“[U.S. Senator Jeff Sessions] has some very specific things that really have potential impact on international students,” Reade said, referring to a January 2015 document.

Sessions is chair of the Senate Subcommittee on Immigration and the National Interest, and Trump’s nominee for Attorney General. In a March 2016 statement, Sessions described 600,000 students who come to the United States every year who “have not been authorized by Congress to work, but the Department of Homeland Security has manipulated the rules to allow many of them to work through the much-criticized Optional Practical Training Program.”

Optional Practical Training (OPT)

OPT is a work authorization program for international students after they complete studies, expanded under President Obama. Reade said that for career and research purposes, OPT is critical.

“I think none of us have completely comprehended yet how [a potential reduction in visas] is going to impact international admissions,” Reade said.

No matter what happens, college enrollment levels won’t stay the same, Reade said, adding that with the U.S. at an all time high for international enrollment, “statistically, next year, it should be pretty noticeable.”
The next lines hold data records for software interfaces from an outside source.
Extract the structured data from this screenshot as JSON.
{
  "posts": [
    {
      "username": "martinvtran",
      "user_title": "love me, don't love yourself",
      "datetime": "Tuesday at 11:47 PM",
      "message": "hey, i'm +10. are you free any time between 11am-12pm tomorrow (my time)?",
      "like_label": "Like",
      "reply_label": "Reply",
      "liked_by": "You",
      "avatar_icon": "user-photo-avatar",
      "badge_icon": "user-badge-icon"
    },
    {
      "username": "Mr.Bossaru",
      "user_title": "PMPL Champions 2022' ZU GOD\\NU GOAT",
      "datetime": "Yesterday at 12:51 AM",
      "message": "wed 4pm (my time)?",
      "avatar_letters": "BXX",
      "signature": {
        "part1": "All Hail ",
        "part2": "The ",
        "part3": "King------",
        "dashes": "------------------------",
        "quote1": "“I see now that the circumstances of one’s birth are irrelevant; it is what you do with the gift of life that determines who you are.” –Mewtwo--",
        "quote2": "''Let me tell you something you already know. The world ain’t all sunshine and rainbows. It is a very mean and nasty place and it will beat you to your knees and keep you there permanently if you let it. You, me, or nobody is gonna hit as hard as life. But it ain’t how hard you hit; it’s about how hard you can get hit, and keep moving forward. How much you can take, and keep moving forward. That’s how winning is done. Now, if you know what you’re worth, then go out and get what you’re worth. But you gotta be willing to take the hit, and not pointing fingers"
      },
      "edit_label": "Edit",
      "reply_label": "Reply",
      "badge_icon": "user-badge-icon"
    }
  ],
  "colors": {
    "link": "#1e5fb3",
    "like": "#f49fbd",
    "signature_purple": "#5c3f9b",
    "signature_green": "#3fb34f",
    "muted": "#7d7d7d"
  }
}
Extreme Vetting And National Security

Jobs are one thing, threats to national security are another. Trump’s original plan to stop all Muslims from entering the country has softened. He now calls it “extreme vetting.”

Alan Goodman directs the International Institute of Education, which conducts an annual survey of foreign students. He said international students are among the most vetted visitors to the United States — Muslim or otherwise.

“After 9/11, the U.S. instituted the requirement that there be personal interviews for every visa seeker and holder,” Goodman said. Now, he added, “We have the staff. We have the procedures and the international students coming here remain the most closely credentialed of any group of persons entering the United States.”

In the past few weeks, schools in the U.S. have been sending out acceptance letters, and in about a month, prospective students will start responding yes. Or maybe no. Since the election, some students have told college officials they are wary of coming to the U.S.

Student Archit Rastogi said he knows a lot of people who are at the very end of their PhDs.

“They’re really close to doing all these great, amazing, crucial things,” Rastogi said. “But they’re very worried because they have to reapply for their visas, and by that time, the [presidential] administration will have changed.”

Rastogi said he came to the U.S. to do research in state-of the-art labs not yet built in India. Rastogi has about four years left, and eventually plans to return home. He’s lucky, he said. His visa doesn’t run out until 2021.

This report comes from the New England News Collaborative. Eight public media companies coming together to tell the story of a changing region, with support from the Corporation for Public Broadcasting.